Capital allowances - Elections
The issue of capital allowances elections is not always straightforward and errors can sometimes prove costly. The purpose of this guide is to set out, for each type of election, the key points of practice and potential problem areas.
There are, today, three main situations where a capital allowances election may be considered:
- Where the lessor elects to transfer entitlement to allowances on plant and machinery fixtures – CAA 2001, section 183.
- On the sale of a property where the buyer and seller agree to apportion the sale price to fix the value of the plant and machinery fixtures where the seller has previously made a claim– CAA 2001, section 198.
- On the grant of a new lease of over 50 years on a property where the lessor and lessee enter an election under CAA 2001, section 183 and also agree to apportion part of the premium paid as being towards any plant and machinery fixtures in the property on which the lessor has previously made a claim– CAA 2001, section 199.
In each case it is important that the correct procedures and time limits are adhered to in order for the election to be valid.
From April 2012 where the seller has claimed capital allowances on any plant fixtures in a property being sold, then the parties must comply with the “fixed value requirement”.
Essentially, this fixed value requirement makes it mandatory for the parties to enter into an election under either section 198 or 199, as appropriate, in order for the buyer or lessee to be entitled to claim Capital Allowances on any of the fixtures within the property.
Whilst failure by the parties to enter an election will deny allowances to the buyer or lessee, the seller or lessor will still be exposed to a potential claw-back of any previously claimed allowances.
An election under this section is needed if a building is constructed on, for example, a freehold interest and an inferior interest is subsequently granted for a capital sum that in whole or in part is for the provision of plant and machinery fixtures.
As part of any agreement the tax rates of the two parties should always be considered.
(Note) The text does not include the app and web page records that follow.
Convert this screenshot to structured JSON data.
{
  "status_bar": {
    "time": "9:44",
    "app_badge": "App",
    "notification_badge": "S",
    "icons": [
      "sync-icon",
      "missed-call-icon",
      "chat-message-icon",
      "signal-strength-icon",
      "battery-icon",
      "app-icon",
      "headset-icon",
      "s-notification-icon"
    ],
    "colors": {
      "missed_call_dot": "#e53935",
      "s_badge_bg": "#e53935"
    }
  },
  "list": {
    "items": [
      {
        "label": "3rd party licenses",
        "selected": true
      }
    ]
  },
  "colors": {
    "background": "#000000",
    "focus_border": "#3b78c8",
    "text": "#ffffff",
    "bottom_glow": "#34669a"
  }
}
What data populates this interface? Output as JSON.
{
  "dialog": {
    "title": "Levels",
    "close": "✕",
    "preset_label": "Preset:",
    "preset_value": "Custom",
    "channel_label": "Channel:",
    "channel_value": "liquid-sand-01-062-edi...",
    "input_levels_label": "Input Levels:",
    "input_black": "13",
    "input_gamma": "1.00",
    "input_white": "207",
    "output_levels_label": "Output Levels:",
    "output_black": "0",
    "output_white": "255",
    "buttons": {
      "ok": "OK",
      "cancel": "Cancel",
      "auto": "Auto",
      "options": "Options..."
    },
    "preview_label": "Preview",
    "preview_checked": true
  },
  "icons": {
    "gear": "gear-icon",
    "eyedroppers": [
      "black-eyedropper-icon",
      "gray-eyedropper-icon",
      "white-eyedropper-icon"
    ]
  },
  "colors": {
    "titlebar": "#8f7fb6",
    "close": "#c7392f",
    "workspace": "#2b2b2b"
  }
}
This is because it may be advantageous to leave the allowances with the party with the highest tax rate, meaning the benefits of doing this can be shared.
In practice, when a property has been acquired, it is always worth checking that the seller has actually pooled their qualifying expenditure and, if they have, to check it covers all the items of plant and machinery within the property. It is not unusual for someone to claim on refurbishment expenditure but not claim when they actually purchased the building.
For purchases after April 2104 it is imperative that a seller has pooled all of their qualifying expenditure on every item of plant and machinery they are entitled to claim on. If they have not then the buyer, and any future owner, will be unable to make a claim on these items.
Where a section 198 election has been agreed, the buyer should always check to establish if there are any items of plant that the seller was not entitled to claim on which would have been excluded from the election. This may enable the buyer to make an additional overage claim.
For example, following changes that came into effect from 1st April 2008, if the seller acquired the property before that date then they would not have been entitled to make a claim on any items that have only qualified since that time. This would include:
- General electrical power and lighting installations.
- Cold water systems.
- External solar shading, such as Brise Soleil.
As any additional claim for these items will be based on an apportionment of the purchase price, it is important that expert advice is sought to ensure a valid claim at the highest value.
A section 199 election is only relevant on the grant of a new long lease for a premium where the parties also enter into a section 183 election to transfer entitlement to the allowances from the lessor to the lessee.
A section 183 election is only needed if the lessor is entitled to an allowance or would be if they were within the charge to tax.
It is not needed where a property is bought from a developer on a long lease, providing the provisions of section 184 apply (i.e. the lessor could not claim because they are a trader and the building has not been used for a qualifying activity).
Finally, a section 183 election must be made by notice to HMRC within two years of the date of the lease in order for entitlement to pass to the lessee.
In theory, a section 198 election should be a straightforward process; in practice, however, it seems to cause a degree of confusion which can lead to a loss of tax allowances, usually for a purchaser.
A section 198 election is an agreement between the buyer and seller on the proportion of the sale price that should be attributed to the plant and machinery fixtures.
The key points are:
· A section 198 election only applies if the seller is required to bring into account a disposal value for the plant and machinery fixtures. This is only required if the plant and machinery has been pooled by a seller. Consequently, if the expenditure has not been pooled by the seller then a section 198 election cannot be made.
- The elected amount cannot exceed the lower of the amount pooled by the seller or the actual sale price.
- An election must be made by notice to HMRC within two years of the date of completion of the sale of the qualifying interest.
- The election must state the elected amount, the names of the parties to the election, information to identify the plant and machinery (ideally a list), details of the property, the interest acquired and the unique tax reference (UTR) of each party to the election. If either party does not have a UTR then the election must state that.
A seller may want to include a low value such as £1 but the purchaser does not have to accept this and any final agreed value is a matter for negotiation. Additionally, if the parties are unable to agree then there is always the option of referring the matter to the First Tier Tribunal.
Once this election to transfer the right to claim allowances is in place then the rules and issues relating to a section 199 are exactly the same as the rules and issues relating to a section 198 election which have already been set out above.